TASK OBJECTIVE: If a line in the records below contains "label", copy that line.
** Opening DATA FOR THE TASK block **
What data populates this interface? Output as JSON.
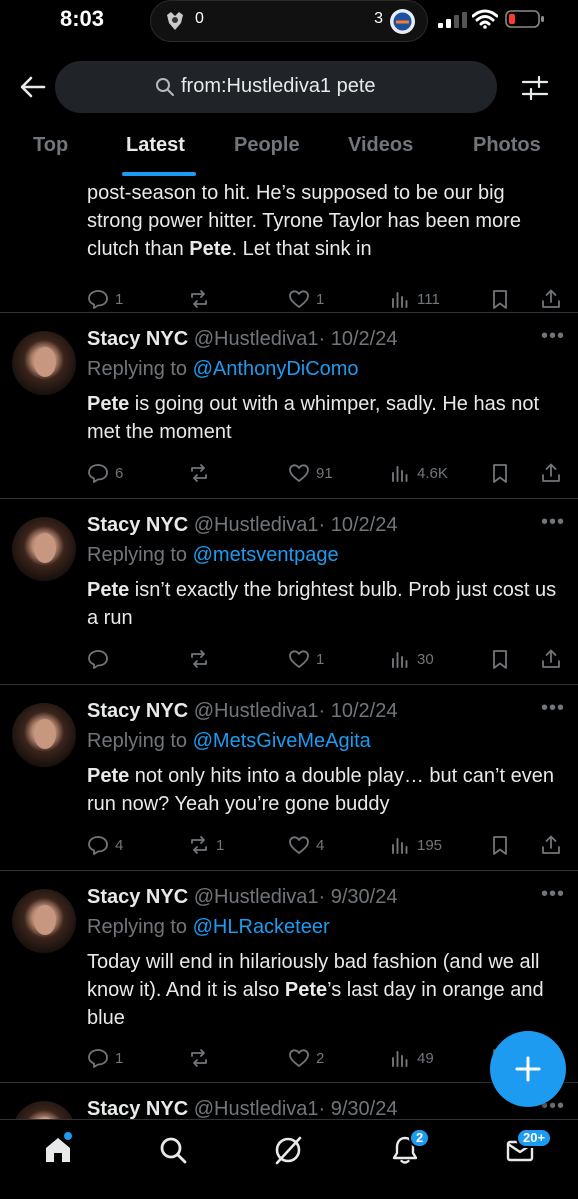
{
  "status_bar": {
    "time": "8:03",
    "left_count": "0",
    "right_count": "3"
  },
  "header": {
    "search_query": "from:Hustlediva1 pete"
  },
  "tabs": [
    {
      "label": "Top"
    },
    {
      "label": "Latest"
    },
    {
      "label": "People"
    },
    {
      "label": "Videos"
    },
    {
      "label": "Photos"
    }
  ],
  "tweets": [
    {
      "body_before": "post-season to hit. He’s supposed to be our big strong power hitter. Tyrone Taylor has been more clutch than ",
      "body_bold": "Pete",
      "body_after": ". Let that sink in",
      "replies": "1",
      "reposts": "",
      "likes": "1",
      "views": "111"
    },
    {
      "author": "Stacy NYC",
      "handle": "@Hustlediva1",
      "date": "· 10/2/24",
      "replying_prefix": "Replying to",
      "replying_to": "@AnthonyDiComo",
      "body_bold": "Pete",
      "body_after": " is going out with a whimper, sadly. He has not met the moment",
      "replies": "6",
      "reposts": "",
      "likes": "91",
      "views": "4.6K"
    },
    {
      "author": "Stacy NYC",
      "handle": "@Hustlediva1",
      "date": "· 10/2/24",
      "replying_prefix": "Replying to",
      "replying_to": "@metsventpage",
      "body_bold": "Pete",
      "body_after": " isn’t exactly the brightest bulb. Prob just cost us a run",
      "replies": "",
      "reposts": "",
      "likes": "1",
      "views": "30"
    },
    {
      "author": "Stacy NYC",
      "handle": "@Hustlediva1",
      "date": "· 10/2/24",
      "replying_prefix": "Replying to",
      "replying_to": "@MetsGiveMeAgita",
      "body_bold": "Pete",
      "body_after": " not only hits into a double play… but can’t even run now? Yeah you’re gone buddy",
      "replies": "4",
      "reposts": "1",
      "likes": "4",
      "views": "195"
    },
    {
      "author": "Stacy NYC",
      "handle": "@Hustlediva1",
      "date": "· 9/30/24",
      "replying_prefix": "Replying to",
      "replying_to": "@HLRacketeer",
      "body_before": "Today will end in hilariously bad fashion (and we all know it). And it is also ",
      "body_bold": "Pete",
      "body_after": "’s last day in orange and blue",
      "replies": "1",
      "reposts": "",
      "likes": "2",
      "views": "49"
    },
    {
      "author": "Stacy NYC",
      "handle": "@Hustlediva1",
      "date": "· 9/30/24"
    }
  ],
  "bottom_nav": {
    "notifications_badge": "2",
    "messages_badge": "20+"
  },
  "colors": {
    "accent": "#1d9bf0",
    "background": "#000000",
    "muted": "#71767b",
    "text": "#e7e9ea"
  }
}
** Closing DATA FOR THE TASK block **
OUTPUT FOR THIS TASK:
      "label": "Top"
      "label": "Latest"
      "label": "People"
      "label": "Videos"
      "label": "Photos"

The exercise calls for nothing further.